■ TO DO ■
Find the word "your" in the listing; pull out each line holding it.

■ TASK DATA ■
***
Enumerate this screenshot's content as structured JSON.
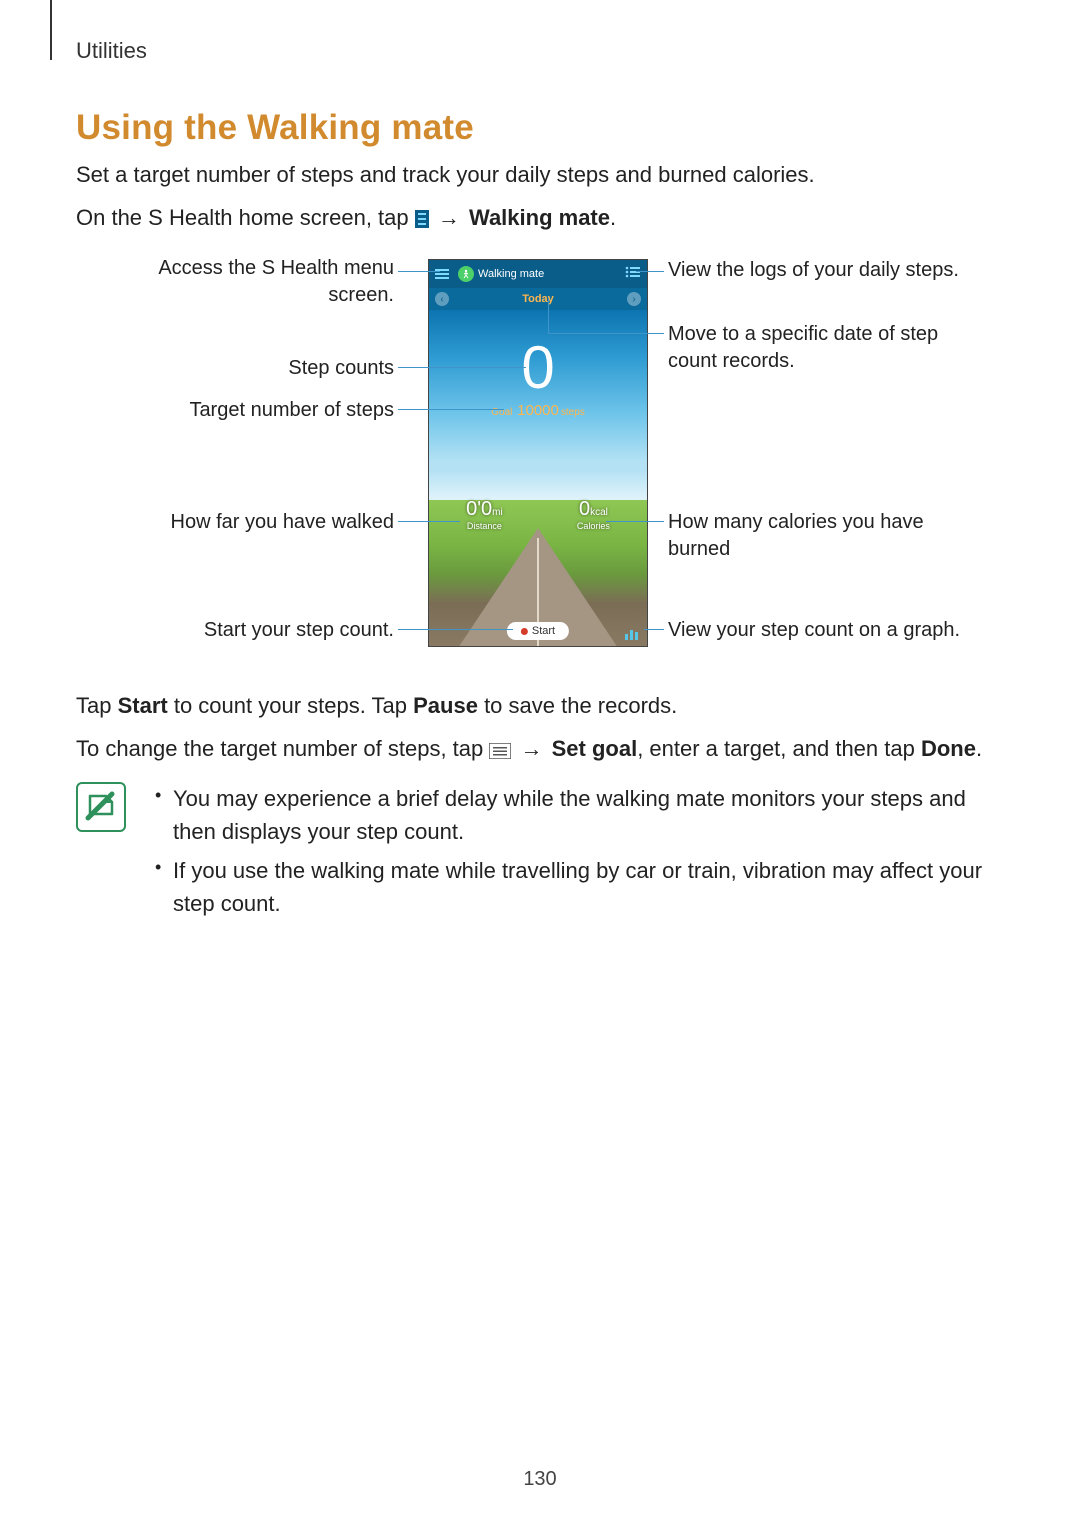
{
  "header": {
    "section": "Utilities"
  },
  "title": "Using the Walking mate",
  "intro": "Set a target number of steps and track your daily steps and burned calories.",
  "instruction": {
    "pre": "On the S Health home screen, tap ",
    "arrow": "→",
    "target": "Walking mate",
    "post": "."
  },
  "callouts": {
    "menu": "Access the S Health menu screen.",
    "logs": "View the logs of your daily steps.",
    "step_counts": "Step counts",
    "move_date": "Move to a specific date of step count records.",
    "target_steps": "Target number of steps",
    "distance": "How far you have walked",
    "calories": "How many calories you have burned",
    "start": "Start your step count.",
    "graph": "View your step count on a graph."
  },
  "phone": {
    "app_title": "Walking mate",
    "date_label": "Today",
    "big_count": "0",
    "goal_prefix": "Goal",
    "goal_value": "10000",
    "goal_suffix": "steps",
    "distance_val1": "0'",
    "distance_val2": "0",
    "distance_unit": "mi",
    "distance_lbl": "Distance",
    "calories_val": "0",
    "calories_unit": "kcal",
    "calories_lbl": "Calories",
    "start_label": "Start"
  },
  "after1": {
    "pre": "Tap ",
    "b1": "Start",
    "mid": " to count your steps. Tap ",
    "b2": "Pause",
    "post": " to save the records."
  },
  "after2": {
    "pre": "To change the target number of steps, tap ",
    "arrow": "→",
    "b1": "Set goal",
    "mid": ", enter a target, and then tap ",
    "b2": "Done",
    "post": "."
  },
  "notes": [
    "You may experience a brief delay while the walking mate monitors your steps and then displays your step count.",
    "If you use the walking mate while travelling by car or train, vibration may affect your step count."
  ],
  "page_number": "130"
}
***
■ SOLUTION BELOW ■
  "intro": "Set a target number of steps and track your daily steps and burned calories.",
    "logs": "View the logs of your daily steps.",
    "start": "Start your step count.",
    "graph": "View your step count on a graph."
    "mid": " to count your steps. Tap ",
    "You may experience a brief delay while the walking mate monitors your steps and then displays your step count.",
    "If you use the walking mate while travelling by car or train, vibration may affect your step count."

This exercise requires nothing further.